Part of the answer, too, is that I enjoy writing. Yes, I find it frustrating. Sometimes inspiration is lacking. I can’t always get what I want to say into a form I am happy to say it in. But I have always enjoyed the process of writing, the crafting; perhaps that is why my childhood belief I would one day write that novel never truly died, and to this day still occasionally thrusts itself back into my dreams …
And the third part of the answer (most things seem to come in threes after all), is that so much of the adoption process seems to be about waiting, learning, patience, and indefinably change. Maybe that isn’t true for everyone but it has been for me (to which indeed earlier blogs such as The Adoption Wait not to mention My own personal theme park ride, testify). These weeks leading up to Christmas demand from me acceptance, that my life is other than I had imagined, that a different future will be ok, indeed that a different future will actually be the right future.
Just now, therefore, blogging every day keeps me reading and thinking; it helps me continue communicating and engaging; it reminds me how lucky I am in so many ways, conscious and appreciative of the little things and the fleeting connections (thanks @Kosjanka, great expression).
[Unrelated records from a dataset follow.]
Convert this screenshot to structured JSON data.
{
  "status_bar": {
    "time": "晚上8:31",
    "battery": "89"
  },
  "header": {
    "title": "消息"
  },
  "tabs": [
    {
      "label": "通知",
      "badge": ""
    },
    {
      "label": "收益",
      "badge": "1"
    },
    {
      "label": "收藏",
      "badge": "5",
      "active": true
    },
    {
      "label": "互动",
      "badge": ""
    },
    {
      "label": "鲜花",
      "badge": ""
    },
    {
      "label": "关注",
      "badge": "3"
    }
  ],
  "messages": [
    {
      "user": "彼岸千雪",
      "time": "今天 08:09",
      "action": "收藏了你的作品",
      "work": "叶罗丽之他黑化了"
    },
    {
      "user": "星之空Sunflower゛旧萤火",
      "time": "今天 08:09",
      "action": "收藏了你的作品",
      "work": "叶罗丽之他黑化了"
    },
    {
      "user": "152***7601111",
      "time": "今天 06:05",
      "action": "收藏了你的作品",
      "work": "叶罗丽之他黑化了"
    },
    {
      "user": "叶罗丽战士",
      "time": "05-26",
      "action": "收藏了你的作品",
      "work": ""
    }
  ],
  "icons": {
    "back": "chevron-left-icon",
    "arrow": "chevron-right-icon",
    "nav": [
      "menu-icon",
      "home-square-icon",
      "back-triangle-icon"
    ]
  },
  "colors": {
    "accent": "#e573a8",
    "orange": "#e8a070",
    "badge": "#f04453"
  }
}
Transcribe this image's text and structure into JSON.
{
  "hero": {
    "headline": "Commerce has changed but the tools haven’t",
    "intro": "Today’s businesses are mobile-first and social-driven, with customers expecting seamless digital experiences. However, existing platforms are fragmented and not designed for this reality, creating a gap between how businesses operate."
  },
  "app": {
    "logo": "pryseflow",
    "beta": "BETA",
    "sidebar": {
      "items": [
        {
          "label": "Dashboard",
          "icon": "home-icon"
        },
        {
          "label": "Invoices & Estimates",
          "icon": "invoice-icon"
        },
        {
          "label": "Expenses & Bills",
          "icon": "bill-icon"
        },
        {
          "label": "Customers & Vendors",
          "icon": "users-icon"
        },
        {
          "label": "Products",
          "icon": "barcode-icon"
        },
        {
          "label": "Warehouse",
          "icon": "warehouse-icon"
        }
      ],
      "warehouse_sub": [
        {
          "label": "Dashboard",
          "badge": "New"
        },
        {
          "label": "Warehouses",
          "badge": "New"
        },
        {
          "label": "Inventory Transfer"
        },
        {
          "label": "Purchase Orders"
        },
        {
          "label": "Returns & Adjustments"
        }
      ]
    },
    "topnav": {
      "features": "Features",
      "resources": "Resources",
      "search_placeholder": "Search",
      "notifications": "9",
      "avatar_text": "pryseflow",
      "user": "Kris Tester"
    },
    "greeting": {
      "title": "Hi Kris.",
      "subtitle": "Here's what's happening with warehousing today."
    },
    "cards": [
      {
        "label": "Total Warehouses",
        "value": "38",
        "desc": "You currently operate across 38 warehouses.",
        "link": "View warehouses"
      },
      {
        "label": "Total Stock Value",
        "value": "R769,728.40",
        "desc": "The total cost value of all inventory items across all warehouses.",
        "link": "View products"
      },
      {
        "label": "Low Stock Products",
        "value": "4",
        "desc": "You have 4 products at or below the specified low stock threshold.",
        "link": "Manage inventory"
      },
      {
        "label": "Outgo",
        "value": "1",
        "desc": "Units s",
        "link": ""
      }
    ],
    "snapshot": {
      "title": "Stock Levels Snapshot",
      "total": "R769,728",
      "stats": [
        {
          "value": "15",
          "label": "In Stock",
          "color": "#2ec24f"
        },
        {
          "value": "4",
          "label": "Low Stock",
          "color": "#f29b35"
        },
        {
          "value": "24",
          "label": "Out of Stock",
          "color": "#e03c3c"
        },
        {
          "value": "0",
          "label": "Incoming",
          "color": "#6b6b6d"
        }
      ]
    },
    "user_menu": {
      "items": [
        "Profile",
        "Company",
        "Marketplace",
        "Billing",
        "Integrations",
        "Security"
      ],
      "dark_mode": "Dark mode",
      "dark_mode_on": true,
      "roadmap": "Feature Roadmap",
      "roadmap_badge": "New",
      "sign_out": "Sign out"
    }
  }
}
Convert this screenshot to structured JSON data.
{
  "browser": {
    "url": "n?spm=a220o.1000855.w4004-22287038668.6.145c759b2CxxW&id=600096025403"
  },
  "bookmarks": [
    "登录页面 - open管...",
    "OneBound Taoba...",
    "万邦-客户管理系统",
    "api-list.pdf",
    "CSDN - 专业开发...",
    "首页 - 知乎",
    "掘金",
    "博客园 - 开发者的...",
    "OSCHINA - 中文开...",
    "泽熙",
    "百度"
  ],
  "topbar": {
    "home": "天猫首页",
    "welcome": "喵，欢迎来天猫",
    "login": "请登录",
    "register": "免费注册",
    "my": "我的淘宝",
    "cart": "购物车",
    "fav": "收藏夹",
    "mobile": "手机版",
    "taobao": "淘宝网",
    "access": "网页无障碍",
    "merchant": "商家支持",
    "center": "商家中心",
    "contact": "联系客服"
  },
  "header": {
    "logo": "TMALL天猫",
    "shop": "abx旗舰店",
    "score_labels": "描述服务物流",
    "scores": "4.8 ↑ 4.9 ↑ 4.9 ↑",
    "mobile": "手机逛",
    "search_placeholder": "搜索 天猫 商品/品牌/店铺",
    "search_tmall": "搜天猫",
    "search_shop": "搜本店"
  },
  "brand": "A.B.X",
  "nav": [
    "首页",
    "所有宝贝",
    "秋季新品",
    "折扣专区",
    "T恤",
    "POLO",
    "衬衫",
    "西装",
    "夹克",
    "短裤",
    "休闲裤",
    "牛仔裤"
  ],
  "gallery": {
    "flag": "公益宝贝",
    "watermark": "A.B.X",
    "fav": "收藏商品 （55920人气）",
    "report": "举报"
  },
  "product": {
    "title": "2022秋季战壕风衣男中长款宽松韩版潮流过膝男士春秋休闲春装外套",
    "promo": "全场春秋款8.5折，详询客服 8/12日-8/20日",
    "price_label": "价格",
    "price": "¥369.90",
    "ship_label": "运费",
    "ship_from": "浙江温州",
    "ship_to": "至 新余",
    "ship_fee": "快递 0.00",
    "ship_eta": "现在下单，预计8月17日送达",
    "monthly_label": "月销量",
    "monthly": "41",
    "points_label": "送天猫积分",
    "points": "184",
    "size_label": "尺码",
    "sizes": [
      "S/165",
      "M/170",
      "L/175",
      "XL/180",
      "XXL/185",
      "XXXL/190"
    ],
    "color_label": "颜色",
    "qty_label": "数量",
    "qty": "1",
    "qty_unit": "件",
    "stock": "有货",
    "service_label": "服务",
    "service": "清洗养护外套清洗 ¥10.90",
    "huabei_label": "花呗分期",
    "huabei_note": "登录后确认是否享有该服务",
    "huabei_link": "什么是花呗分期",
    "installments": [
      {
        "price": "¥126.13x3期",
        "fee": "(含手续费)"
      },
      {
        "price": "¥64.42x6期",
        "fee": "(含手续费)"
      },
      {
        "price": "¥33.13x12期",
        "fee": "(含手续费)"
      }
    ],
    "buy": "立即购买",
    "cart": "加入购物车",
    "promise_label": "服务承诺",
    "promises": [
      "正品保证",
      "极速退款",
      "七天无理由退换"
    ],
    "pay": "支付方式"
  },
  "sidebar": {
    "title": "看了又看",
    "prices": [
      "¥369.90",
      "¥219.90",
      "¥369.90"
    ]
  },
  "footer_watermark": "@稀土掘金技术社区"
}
Mostly I continue to write of adoption and the universe of the prospective adopter – that after all is where this blog began. Cautiously, however, I have been expanding to posts reflecting the diversity, incidents and accidents of daily life. I am conscious that my future child or children need me to be observant, resilient, thoughtful, looking out to the world as well as in to our own lives.
Yes, I am mad. Yes, telling my family and friends what I’m doing made them smile wryly.
But today, even if I had not previously articulated it to myself, I finally recognised that there is reason in my madness. For blogging every day nudges me to keep on learning and keep on engaging; it forces me to look out of the window, to observe and digest (even if I do not always share) every detail of this latest stage of my adoption adventure.
Thank you, gentle reader, for sharing the journey with me.